We had a wonderful time just chatting. A young married man of 27 said that every year he had to leave his home to find work. With the field well he no longer had to leave – in fact he said, I don’t have to buy food, I can pay my expenses and I have money left in my pocket – he was so delighted. The parents of 7 children re-iterated how good this all was – the only thing we buy now is a bit of meat or fish. Everyone said, they felt much better physically. I, of course ended up with cabbages that weighed 2 kilos, spring onions and long beans – all very delicious.
So I came back to number of children and the reasons for this. I asked the women how they felt – all of them had a similar compliant – all of them had an infection that resulted in a vaginal discharge, that smelt bad, left them with sore bellies and caused them to be hot inside. Some had gone for medicine but it was too expensive and didn’t clear up the infection. I asked about family planning – medicine to stop having babies – the women were unanimous in their answers – we tried the medicine they said, but it didn’t work. We bled heavily, our bellies really hurt and we were hot inside. In my mind, I thought perhaps the infections were the cause of some of the aftereffects but - I don’t know. Whatever the reason, none of the women were interested in this medicine any longer.
In discussion in all these project areas it became clear that 90% of all rural women over the age of 16 have some form of infection that cause vaginal discharge and pain – sometimes this would clear up when the husbands were away for work but would return when the husbands came home. I can’t imagine spending my entire adult life with a sore belly – I am a wuss and not very pleasant when I don’t feel well – it is no wonder the women say they are tired much of the time and not strong enough to do heavy labor.
I have learned to present some sensitive questions in the form of a joke – so I said to the ladies, perhaps the next time your husband wants sex, you should just close your legs? Pandemonium broke out – the women said, no way but now the men spoke up for the first time. No, they said, we want lots and lots of children. When we are old, our children will take care of us. Our brightest children we will put into school, the rest will help us with the farming. The vehemence was there – I was straying close to a sensitive area – for the women, sex with their husband would hopefully ensure that the husband would not leave for another woman – for the men, children were seen as a form of social security in their old age. It was the one clear incident of thinking ahead. It was not the time or place to start talking of cost of raising children – perhaps the next generation – it was also clear that family planning had been talked about and tried and failed.

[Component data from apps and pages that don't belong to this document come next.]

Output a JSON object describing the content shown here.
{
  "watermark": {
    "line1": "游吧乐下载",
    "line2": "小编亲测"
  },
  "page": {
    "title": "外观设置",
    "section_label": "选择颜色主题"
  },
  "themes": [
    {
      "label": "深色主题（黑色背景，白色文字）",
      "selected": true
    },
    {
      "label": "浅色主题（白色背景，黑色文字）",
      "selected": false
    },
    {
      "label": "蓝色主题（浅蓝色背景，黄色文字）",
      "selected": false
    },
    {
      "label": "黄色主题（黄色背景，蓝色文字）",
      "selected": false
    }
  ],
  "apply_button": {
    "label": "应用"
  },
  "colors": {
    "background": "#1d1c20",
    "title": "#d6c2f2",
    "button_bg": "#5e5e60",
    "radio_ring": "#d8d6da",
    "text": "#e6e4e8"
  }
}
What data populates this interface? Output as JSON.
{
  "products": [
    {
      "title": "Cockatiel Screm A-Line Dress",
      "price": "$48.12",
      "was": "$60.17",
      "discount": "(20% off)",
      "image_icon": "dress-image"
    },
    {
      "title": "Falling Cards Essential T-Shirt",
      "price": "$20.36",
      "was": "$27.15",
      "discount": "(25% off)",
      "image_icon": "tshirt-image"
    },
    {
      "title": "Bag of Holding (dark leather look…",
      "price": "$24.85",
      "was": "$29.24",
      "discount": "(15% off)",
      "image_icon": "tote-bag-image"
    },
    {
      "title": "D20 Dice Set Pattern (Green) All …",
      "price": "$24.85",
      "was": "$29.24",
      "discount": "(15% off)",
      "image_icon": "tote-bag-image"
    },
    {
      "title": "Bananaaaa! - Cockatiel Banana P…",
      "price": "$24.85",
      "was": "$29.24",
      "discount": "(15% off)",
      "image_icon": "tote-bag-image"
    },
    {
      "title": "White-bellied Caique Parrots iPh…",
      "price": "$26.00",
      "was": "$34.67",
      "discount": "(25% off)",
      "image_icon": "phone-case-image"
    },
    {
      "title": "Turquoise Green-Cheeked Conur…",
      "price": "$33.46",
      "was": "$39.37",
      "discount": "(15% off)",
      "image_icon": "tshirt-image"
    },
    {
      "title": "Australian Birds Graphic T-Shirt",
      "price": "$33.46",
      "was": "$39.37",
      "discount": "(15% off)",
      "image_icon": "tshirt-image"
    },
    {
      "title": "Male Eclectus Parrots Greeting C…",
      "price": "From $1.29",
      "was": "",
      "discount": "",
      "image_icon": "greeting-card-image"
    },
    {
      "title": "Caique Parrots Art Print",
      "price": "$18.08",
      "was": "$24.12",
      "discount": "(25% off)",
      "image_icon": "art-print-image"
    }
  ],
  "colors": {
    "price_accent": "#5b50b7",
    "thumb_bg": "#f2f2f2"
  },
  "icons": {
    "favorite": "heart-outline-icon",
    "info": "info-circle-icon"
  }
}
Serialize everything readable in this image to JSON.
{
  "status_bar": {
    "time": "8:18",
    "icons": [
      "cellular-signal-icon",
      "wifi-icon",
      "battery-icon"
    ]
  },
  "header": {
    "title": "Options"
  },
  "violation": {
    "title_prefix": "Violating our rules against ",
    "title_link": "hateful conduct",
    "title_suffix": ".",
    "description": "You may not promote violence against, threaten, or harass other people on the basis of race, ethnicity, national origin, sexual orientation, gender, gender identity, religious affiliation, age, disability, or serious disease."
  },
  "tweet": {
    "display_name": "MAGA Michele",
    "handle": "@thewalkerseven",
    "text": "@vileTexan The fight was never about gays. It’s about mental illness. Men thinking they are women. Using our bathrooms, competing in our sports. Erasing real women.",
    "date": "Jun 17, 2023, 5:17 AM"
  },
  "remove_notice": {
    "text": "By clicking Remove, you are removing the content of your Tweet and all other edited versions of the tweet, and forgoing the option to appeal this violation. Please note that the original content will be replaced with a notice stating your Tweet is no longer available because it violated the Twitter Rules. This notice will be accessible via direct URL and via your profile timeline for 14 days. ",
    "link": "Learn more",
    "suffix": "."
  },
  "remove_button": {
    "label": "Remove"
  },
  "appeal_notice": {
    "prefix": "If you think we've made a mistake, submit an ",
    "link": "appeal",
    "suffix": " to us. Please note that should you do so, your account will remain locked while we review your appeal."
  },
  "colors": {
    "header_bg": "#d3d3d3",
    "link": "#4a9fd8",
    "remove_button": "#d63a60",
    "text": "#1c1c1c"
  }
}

So to answer the question how many people in our families – our answer remains the same – 6 children and 2 adults – that is what we think is a fair average. I thank my God for the privilege of working with these families, of sharing a small part in our respective lives; I thank God that I am not a Cambodian woman with a lifelong infection. I thank my God for each of you, who make this possible.
#239, St 51,
Phnom Penh, Cambodia